== Segment start ==

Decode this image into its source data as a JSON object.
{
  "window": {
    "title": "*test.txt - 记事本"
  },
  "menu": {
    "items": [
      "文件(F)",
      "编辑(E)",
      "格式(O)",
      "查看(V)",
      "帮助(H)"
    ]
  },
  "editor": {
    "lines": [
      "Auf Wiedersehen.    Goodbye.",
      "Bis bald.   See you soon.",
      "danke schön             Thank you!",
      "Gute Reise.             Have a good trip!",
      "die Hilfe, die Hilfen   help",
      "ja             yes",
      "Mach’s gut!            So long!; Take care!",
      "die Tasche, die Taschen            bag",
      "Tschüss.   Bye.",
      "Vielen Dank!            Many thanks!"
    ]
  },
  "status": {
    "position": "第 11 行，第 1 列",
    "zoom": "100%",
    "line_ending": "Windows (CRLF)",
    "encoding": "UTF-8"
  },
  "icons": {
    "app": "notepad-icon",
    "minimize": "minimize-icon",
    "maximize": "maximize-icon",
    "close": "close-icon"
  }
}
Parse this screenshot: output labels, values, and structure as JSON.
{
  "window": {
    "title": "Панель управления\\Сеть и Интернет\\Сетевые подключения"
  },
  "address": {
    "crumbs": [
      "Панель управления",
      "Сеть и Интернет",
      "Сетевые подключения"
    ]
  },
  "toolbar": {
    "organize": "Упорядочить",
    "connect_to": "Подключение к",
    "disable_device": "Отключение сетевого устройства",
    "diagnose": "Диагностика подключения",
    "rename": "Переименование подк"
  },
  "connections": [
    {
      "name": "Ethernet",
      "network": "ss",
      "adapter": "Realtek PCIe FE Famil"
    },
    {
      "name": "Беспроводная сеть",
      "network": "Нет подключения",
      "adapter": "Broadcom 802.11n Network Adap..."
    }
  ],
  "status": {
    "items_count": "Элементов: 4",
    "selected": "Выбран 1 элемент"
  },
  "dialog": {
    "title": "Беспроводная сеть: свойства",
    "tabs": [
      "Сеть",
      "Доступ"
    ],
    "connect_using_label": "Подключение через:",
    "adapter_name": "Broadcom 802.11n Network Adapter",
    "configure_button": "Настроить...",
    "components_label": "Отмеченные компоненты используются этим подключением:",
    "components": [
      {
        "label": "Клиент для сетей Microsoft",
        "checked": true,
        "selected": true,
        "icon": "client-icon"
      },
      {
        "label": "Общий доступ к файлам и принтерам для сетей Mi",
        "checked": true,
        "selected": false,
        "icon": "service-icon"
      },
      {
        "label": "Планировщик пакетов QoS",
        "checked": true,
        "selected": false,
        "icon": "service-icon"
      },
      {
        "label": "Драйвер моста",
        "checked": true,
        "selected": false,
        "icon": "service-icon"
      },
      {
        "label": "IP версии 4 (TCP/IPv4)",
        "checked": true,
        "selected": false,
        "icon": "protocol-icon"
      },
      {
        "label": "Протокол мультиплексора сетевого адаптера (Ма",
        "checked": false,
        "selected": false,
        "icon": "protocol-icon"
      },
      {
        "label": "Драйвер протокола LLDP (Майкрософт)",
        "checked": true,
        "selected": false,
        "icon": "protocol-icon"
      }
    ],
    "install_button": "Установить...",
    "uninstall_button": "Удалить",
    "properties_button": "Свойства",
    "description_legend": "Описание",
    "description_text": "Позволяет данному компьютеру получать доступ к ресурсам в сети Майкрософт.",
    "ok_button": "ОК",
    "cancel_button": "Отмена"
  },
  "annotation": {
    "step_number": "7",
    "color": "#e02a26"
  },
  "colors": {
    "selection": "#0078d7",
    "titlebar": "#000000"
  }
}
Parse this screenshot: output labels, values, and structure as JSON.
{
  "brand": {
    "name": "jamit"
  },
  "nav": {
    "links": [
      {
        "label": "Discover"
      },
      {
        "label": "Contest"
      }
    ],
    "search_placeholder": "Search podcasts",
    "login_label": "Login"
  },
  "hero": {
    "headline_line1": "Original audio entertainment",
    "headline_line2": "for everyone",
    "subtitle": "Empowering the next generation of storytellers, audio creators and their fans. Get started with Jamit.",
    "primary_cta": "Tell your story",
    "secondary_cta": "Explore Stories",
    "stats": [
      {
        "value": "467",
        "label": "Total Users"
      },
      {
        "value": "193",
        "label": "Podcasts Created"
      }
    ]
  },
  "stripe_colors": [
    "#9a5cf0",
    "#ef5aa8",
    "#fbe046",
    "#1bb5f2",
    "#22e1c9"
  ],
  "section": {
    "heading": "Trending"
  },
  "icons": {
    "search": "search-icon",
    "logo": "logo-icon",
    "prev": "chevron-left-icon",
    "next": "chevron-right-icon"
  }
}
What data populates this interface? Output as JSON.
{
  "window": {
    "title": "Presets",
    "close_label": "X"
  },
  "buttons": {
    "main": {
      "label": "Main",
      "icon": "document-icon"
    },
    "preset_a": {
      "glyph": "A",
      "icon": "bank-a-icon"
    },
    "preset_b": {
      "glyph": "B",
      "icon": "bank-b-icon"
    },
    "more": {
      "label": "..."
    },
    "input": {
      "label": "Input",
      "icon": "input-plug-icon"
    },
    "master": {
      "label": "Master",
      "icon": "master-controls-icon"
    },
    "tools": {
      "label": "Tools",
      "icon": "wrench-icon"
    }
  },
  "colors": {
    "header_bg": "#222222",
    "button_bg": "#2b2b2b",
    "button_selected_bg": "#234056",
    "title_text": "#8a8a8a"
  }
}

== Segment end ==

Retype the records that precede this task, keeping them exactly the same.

**The completed task**
Decode this image into its source data as a JSON object.
{
  "window": {
    "title": "*test.txt - 记事本"
  },
  "menu": {
    "items": [
      "文件(F)",
      "编辑(E)",
      "格式(O)",
      "查看(V)",
      "帮助(H)"
    ]
  },
  "editor": {
    "lines": [
      "Auf Wiedersehen.    Goodbye.",
      "Bis bald.   See you soon.",
      "danke schön             Thank you!",
      "Gute Reise.             Have a good trip!",
      "die Hilfe, die Hilfen   help",
      "ja             yes",
      "Mach’s gut!            So long!; Take care!",
      "die Tasche, die Taschen            bag",
      "Tschüss.   Bye.",
      "Vielen Dank!            Many thanks!"
    ]
  },
  "status": {
    "position": "第 11 行，第 1 列",
    "zoom": "100%",
    "line_ending": "Windows (CRLF)",
    "encoding": "UTF-8"
  },
  "icons": {
    "app": "notepad-icon",
    "minimize": "minimize-icon",
    "maximize": "maximize-icon",
    "close": "close-icon"
  }
}
Parse this screenshot: output labels, values, and structure as JSON.
{
  "window": {
    "title": "Панель управления\\Сеть и Интернет\\Сетевые подключения"
  },
  "address": {
    "crumbs": [
      "Панель управления",
      "Сеть и Интернет",
      "Сетевые подключения"
    ]
  },
  "toolbar": {
    "organize": "Упорядочить",
    "connect_to": "Подключение к",
    "disable_device": "Отключение сетевого устройства",
    "diagnose": "Диагностика подключения",
    "rename": "Переименование подк"
  },
  "connections": [
    {
      "name": "Ethernet",
      "network": "ss",
      "adapter": "Realtek PCIe FE Famil"
    },
    {
      "name": "Беспроводная сеть",
      "network": "Нет подключения",
      "adapter": "Broadcom 802.11n Network Adap..."
    }
  ],
  "status": {
    "items_count": "Элементов: 4",
    "selected": "Выбран 1 элемент"
  },
  "dialog": {
    "title": "Беспроводная сеть: свойства",
    "tabs": [
      "Сеть",
      "Доступ"
    ],
    "connect_using_label": "Подключение через:",
    "adapter_name": "Broadcom 802.11n Network Adapter",
    "configure_button": "Настроить...",
    "components_label": "Отмеченные компоненты используются этим подключением:",
    "components": [
      {
        "label": "Клиент для сетей Microsoft",
        "checked": true,
        "selected": true,
        "icon": "client-icon"
      },
      {
        "label": "Общий доступ к файлам и принтерам для сетей Mi",
        "checked": true,
        "selected": false,
        "icon": "service-icon"
      },
      {
        "label": "Планировщик пакетов QoS",
        "checked": true,
        "selected": false,
        "icon": "service-icon"
      },
      {
        "label": "Драйвер моста",
        "checked": true,
        "selected": false,
        "icon": "service-icon"
      },
      {
        "label": "IP версии 4 (TCP/IPv4)",
        "checked": true,
        "selected": false,
        "icon": "protocol-icon"
      },
      {
        "label": "Протокол мультиплексора сетевого адаптера (Ма",
        "checked": false,
        "selected": false,
        "icon": "protocol-icon"
      },
      {
        "label": "Драйвер протокола LLDP (Майкрософт)",
        "checked": true,
        "selected": false,
        "icon": "protocol-icon"
      }
    ],
    "install_button": "Установить...",
    "uninstall_button": "Удалить",
    "properties_button": "Свойства",
    "description_legend": "Описание",
    "description_text": "Позволяет данному компьютеру получать доступ к ресурсам в сети Майкрософт.",
    "ok_button": "ОК",
    "cancel_button": "Отмена"
  },
  "annotation": {
    "step_number": "7",
    "color": "#e02a26"
  },
  "colors": {
    "selection": "#0078d7",
    "titlebar": "#000000"
  }
}
Parse this screenshot: output labels, values, and structure as JSON.
{
  "brand": {
    "name": "jamit"
  },
  "nav": {
    "links": [
      {
        "label": "Discover"
      },
      {
        "label": "Contest"
      }
    ],
    "search_placeholder": "Search podcasts",
    "login_label": "Login"
  },
  "hero": {
    "headline_line1": "Original audio entertainment",
    "headline_line2": "for everyone",
    "subtitle": "Empowering the next generation of storytellers, audio creators and their fans. Get started with Jamit.",
    "primary_cta": "Tell your story",
    "secondary_cta": "Explore Stories",
    "stats": [
      {
        "value": "467",
        "label": "Total Users"
      },
      {
        "value": "193",
        "label": "Podcasts Created"
      }
    ]
  },
  "stripe_colors": [
    "#9a5cf0",
    "#ef5aa8",
    "#fbe046",
    "#1bb5f2",
    "#22e1c9"
  ],
  "section": {
    "heading": "Trending"
  },
  "icons": {
    "search": "search-icon",
    "logo": "logo-icon",
    "prev": "chevron-left-icon",
    "next": "chevron-right-icon"
  }
}
What data populates this interface? Output as JSON.
{
  "window": {
    "title": "Presets",
    "close_label": "X"
  },
  "buttons": {
    "main": {
      "label": "Main",
      "icon": "document-icon"
    },
    "preset_a": {
      "glyph": "A",
      "icon": "bank-a-icon"
    },
    "preset_b": {
      "glyph": "B",
      "icon": "bank-b-icon"
    },
    "more": {
      "label": "..."
    },
    "input": {
      "label": "Input",
      "icon": "input-plug-icon"
    },
    "master": {
      "label": "Master",
      "icon": "master-controls-icon"
    },
    "tools": {
      "label": "Tools",
      "icon": "wrench-icon"
    }
  },
  "colors": {
    "header_bg": "#222222",
    "button_bg": "#2b2b2b",
    "button_selected_bg": "#234056",
    "title_text": "#8a8a8a"
  }
}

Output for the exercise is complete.